# Data for the task:
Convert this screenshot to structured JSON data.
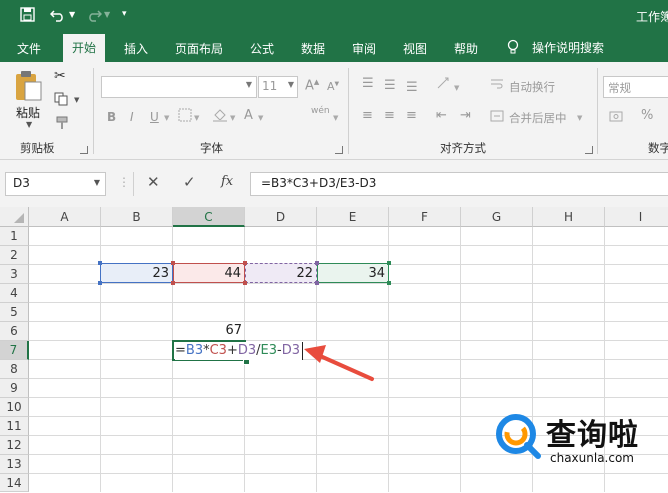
{
  "app": {
    "window_title": "工作簿"
  },
  "quick_access": {
    "save_icon": "save-icon",
    "undo_icon": "undo-icon",
    "redo_icon": "redo-icon",
    "customize_icon": "chevron-down-icon"
  },
  "tabs": [
    {
      "label": "文件"
    },
    {
      "label": "开始"
    },
    {
      "label": "插入"
    },
    {
      "label": "页面布局"
    },
    {
      "label": "公式"
    },
    {
      "label": "数据"
    },
    {
      "label": "审阅"
    },
    {
      "label": "视图"
    },
    {
      "label": "帮助"
    }
  ],
  "tell_me": {
    "label": "操作说明搜索"
  },
  "ribbon": {
    "clipboard": {
      "paste_label": "粘贴",
      "group_label": "剪贴板"
    },
    "font": {
      "font_name": "",
      "font_size": "11",
      "group_label": "字体",
      "bold": "B",
      "italic": "I",
      "underline": "U",
      "font_color_label": "A",
      "phonetic": "wén"
    },
    "alignment": {
      "wrap_text": "自动换行",
      "merge_center": "合并后居中",
      "group_label": "对齐方式"
    },
    "number": {
      "format": "常规",
      "group_label": "数字"
    }
  },
  "formula_bar": {
    "name_box": "D3",
    "fx_label": "fx",
    "formula": "=B3*C3+D3/E3-D3"
  },
  "columns": [
    "A",
    "B",
    "C",
    "D",
    "E",
    "F",
    "G",
    "H",
    "I"
  ],
  "rows": [
    "1",
    "2",
    "3",
    "4",
    "5",
    "6",
    "7",
    "8",
    "9",
    "10",
    "11",
    "12",
    "13",
    "14"
  ],
  "cells": {
    "B3": "23",
    "C3": "44",
    "D3": "22",
    "E3": "34",
    "C6": "67"
  },
  "edit_formula": {
    "parts": [
      {
        "text": "=",
        "color": "#333333"
      },
      {
        "text": "B3",
        "color": "#4472c4"
      },
      {
        "text": "*",
        "color": "#333333"
      },
      {
        "text": "C3",
        "color": "#c0504d"
      },
      {
        "text": "+",
        "color": "#333333"
      },
      {
        "text": "D3",
        "color": "#8064a2"
      },
      {
        "text": "/",
        "color": "#333333"
      },
      {
        "text": "E3",
        "color": "#2e8b57"
      },
      {
        "text": "-",
        "color": "#333333"
      },
      {
        "text": "D3",
        "color": "#8064a2"
      }
    ]
  },
  "ref_colors": {
    "B3": "#4472c4",
    "C3": "#c0504d",
    "D3": "#8064a2",
    "E3": "#2e8b57"
  },
  "watermark": {
    "brand": "查询啦",
    "url": "chaxunla.com"
  }
}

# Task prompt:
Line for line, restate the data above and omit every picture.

# Written solution:
Convert this screenshot to structured JSON data.
{
  "app": {
    "window_title": "工作簿"
  },
  "quick_access": {
    "save_icon": "save-icon",
    "undo_icon": "undo-icon",
    "redo_icon": "redo-icon",
    "customize_icon": "chevron-down-icon"
  },
  "tabs": [
    {
      "label": "文件"
    },
    {
      "label": "开始"
    },
    {
      "label": "插入"
    },
    {
      "label": "页面布局"
    },
    {
      "label": "公式"
    },
    {
      "label": "数据"
    },
    {
      "label": "审阅"
    },
    {
      "label": "视图"
    },
    {
      "label": "帮助"
    }
  ],
  "tell_me": {
    "label": "操作说明搜索"
  },
  "ribbon": {
    "clipboard": {
      "paste_label": "粘贴",
      "group_label": "剪贴板"
    },
    "font": {
      "font_name": "",
      "font_size": "11",
      "group_label": "字体",
      "bold": "B",
      "italic": "I",
      "underline": "U",
      "font_color_label": "A",
      "phonetic": "wén"
    },
    "alignment": {
      "wrap_text": "自动换行",
      "merge_center": "合并后居中",
      "group_label": "对齐方式"
    },
    "number": {
      "format": "常规",
      "group_label": "数字"
    }
  },
  "formula_bar": {
    "name_box": "D3",
    "fx_label": "fx",
    "formula": "=B3*C3+D3/E3-D3"
  },
  "columns": [
    "A",
    "B",
    "C",
    "D",
    "E",
    "F",
    "G",
    "H",
    "I"
  ],
  "rows": [
    "1",
    "2",
    "3",
    "4",
    "5",
    "6",
    "7",
    "8",
    "9",
    "10",
    "11",
    "12",
    "13",
    "14"
  ],
  "cells": {
    "B3": "23",
    "C3": "44",
    "D3": "22",
    "E3": "34",
    "C6": "67"
  },
  "edit_formula": {
    "parts": [
      {
        "text": "=",
        "color": "#333333"
      },
      {
        "text": "B3",
        "color": "#4472c4"
      },
      {
        "text": "*",
        "color": "#333333"
      },
      {
        "text": "C3",
        "color": "#c0504d"
      },
      {
        "text": "+",
        "color": "#333333"
      },
      {
        "text": "D3",
        "color": "#8064a2"
      },
      {
        "text": "/",
        "color": "#333333"
      },
      {
        "text": "E3",
        "color": "#2e8b57"
      },
      {
        "text": "-",
        "color": "#333333"
      },
      {
        "text": "D3",
        "color": "#8064a2"
      }
    ]
  },
  "ref_colors": {
    "B3": "#4472c4",
    "C3": "#c0504d",
    "D3": "#8064a2",
    "E3": "#2e8b57"
  },
  "watermark": {
    "brand": "查询啦",
    "url": "chaxunla.com"
  }
}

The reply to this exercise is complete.